## [The task]
Please retype all the records below exactly as they read.

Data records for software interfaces
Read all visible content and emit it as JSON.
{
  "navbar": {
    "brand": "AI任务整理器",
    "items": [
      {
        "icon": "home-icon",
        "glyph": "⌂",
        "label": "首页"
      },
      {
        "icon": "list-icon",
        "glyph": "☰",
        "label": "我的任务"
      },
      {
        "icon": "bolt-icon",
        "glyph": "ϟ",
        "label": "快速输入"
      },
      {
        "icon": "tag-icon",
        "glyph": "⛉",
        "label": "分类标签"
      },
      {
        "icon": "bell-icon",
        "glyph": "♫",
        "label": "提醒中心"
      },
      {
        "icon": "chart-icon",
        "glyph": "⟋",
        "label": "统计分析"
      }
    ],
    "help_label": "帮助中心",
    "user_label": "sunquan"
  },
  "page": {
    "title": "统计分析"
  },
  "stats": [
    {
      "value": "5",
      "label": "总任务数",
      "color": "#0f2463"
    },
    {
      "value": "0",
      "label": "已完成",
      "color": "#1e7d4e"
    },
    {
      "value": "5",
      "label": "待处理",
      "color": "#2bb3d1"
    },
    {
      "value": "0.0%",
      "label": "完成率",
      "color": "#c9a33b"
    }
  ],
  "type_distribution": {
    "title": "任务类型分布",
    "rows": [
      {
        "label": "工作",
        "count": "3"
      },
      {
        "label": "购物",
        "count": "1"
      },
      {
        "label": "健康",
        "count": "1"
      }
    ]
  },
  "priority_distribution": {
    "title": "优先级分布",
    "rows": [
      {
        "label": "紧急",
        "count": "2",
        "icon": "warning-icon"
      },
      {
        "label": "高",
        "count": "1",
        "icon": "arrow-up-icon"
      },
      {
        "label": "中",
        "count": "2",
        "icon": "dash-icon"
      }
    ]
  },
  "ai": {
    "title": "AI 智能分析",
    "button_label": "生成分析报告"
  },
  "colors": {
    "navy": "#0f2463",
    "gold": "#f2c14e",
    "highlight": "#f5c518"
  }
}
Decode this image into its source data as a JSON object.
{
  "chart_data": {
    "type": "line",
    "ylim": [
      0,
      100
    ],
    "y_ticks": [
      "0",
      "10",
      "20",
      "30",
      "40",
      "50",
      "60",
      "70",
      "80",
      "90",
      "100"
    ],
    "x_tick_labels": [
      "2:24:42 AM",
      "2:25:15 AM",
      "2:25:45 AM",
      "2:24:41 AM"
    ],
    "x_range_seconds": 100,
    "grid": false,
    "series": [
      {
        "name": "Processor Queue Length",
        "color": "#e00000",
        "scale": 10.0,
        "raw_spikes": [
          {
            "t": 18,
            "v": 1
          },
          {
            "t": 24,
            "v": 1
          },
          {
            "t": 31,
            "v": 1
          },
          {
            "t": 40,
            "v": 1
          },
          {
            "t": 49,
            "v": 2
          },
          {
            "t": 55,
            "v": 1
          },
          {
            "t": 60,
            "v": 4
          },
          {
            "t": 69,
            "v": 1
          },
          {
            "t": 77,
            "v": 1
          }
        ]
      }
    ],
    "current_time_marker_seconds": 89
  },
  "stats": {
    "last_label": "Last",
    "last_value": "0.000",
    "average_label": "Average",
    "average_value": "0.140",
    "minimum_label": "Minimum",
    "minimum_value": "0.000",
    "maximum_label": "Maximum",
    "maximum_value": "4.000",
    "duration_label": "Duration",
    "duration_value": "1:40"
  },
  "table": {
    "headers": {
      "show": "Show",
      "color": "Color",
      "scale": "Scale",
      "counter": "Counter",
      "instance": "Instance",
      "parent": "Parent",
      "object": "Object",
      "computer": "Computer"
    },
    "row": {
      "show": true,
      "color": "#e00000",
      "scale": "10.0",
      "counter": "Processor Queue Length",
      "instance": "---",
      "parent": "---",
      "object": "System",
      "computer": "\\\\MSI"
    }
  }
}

## [Exercise response]
Read all visible content and emit it as JSON.
{
  "navbar": {
    "brand": "AI任务整理器",
    "items": [
      {
        "icon": "home-icon",
        "glyph": "⌂",
        "label": "首页"
      },
      {
        "icon": "list-icon",
        "glyph": "☰",
        "label": "我的任务"
      },
      {
        "icon": "bolt-icon",
        "glyph": "ϟ",
        "label": "快速输入"
      },
      {
        "icon": "tag-icon",
        "glyph": "⛉",
        "label": "分类标签"
      },
      {
        "icon": "bell-icon",
        "glyph": "♫",
        "label": "提醒中心"
      },
      {
        "icon": "chart-icon",
        "glyph": "⟋",
        "label": "统计分析"
      }
    ],
    "help_label": "帮助中心",
    "user_label": "sunquan"
  },
  "page": {
    "title": "统计分析"
  },
  "stats": [
    {
      "value": "5",
      "label": "总任务数",
      "color": "#0f2463"
    },
    {
      "value": "0",
      "label": "已完成",
      "color": "#1e7d4e"
    },
    {
      "value": "5",
      "label": "待处理",
      "color": "#2bb3d1"
    },
    {
      "value": "0.0%",
      "label": "完成率",
      "color": "#c9a33b"
    }
  ],
  "type_distribution": {
    "title": "任务类型分布",
    "rows": [
      {
        "label": "工作",
        "count": "3"
      },
      {
        "label": "购物",
        "count": "1"
      },
      {
        "label": "健康",
        "count": "1"
      }
    ]
  },
  "priority_distribution": {
    "title": "优先级分布",
    "rows": [
      {
        "label": "紧急",
        "count": "2",
        "icon": "warning-icon"
      },
      {
        "label": "高",
        "count": "1",
        "icon": "arrow-up-icon"
      },
      {
        "label": "中",
        "count": "2",
        "icon": "dash-icon"
      }
    ]
  },
  "ai": {
    "title": "AI 智能分析",
    "button_label": "生成分析报告"
  },
  "colors": {
    "navy": "#0f2463",
    "gold": "#f2c14e",
    "highlight": "#f5c518"
  }
}
Decode this image into its source data as a JSON object.
{
  "chart_data": {
    "type": "line",
    "ylim": [
      0,
      100
    ],
    "y_ticks": [
      "0",
      "10",
      "20",
      "30",
      "40",
      "50",
      "60",
      "70",
      "80",
      "90",
      "100"
    ],
    "x_tick_labels": [
      "2:24:42 AM",
      "2:25:15 AM",
      "2:25:45 AM",
      "2:24:41 AM"
    ],
    "x_range_seconds": 100,
    "grid": false,
    "series": [
      {
        "name": "Processor Queue Length",
        "color": "#e00000",
        "scale": 10.0,
        "raw_spikes": [
          {
            "t": 18,
            "v": 1
          },
          {
            "t": 24,
            "v": 1
          },
          {
            "t": 31,
            "v": 1
          },
          {
            "t": 40,
            "v": 1
          },
          {
            "t": 49,
            "v": 2
          },
          {
            "t": 55,
            "v": 1
          },
          {
            "t": 60,
            "v": 4
          },
          {
            "t": 69,
            "v": 1
          },
          {
            "t": 77,
            "v": 1
          }
        ]
      }
    ],
    "current_time_marker_seconds": 89
  },
  "stats": {
    "last_label": "Last",
    "last_value": "0.000",
    "average_label": "Average",
    "average_value": "0.140",
    "minimum_label": "Minimum",
    "minimum_value": "0.000",
    "maximum_label": "Maximum",
    "maximum_value": "4.000",
    "duration_label": "Duration",
    "duration_value": "1:40"
  },
  "table": {
    "headers": {
      "show": "Show",
      "color": "Color",
      "scale": "Scale",
      "counter": "Counter",
      "instance": "Instance",
      "parent": "Parent",
      "object": "Object",
      "computer": "Computer"
    },
    "row": {
      "show": true,
      "color": "#e00000",
      "scale": "10.0",
      "counter": "Processor Queue Length",
      "instance": "---",
      "parent": "---",
      "object": "System",
      "computer": "\\\\MSI"
    }
  }
}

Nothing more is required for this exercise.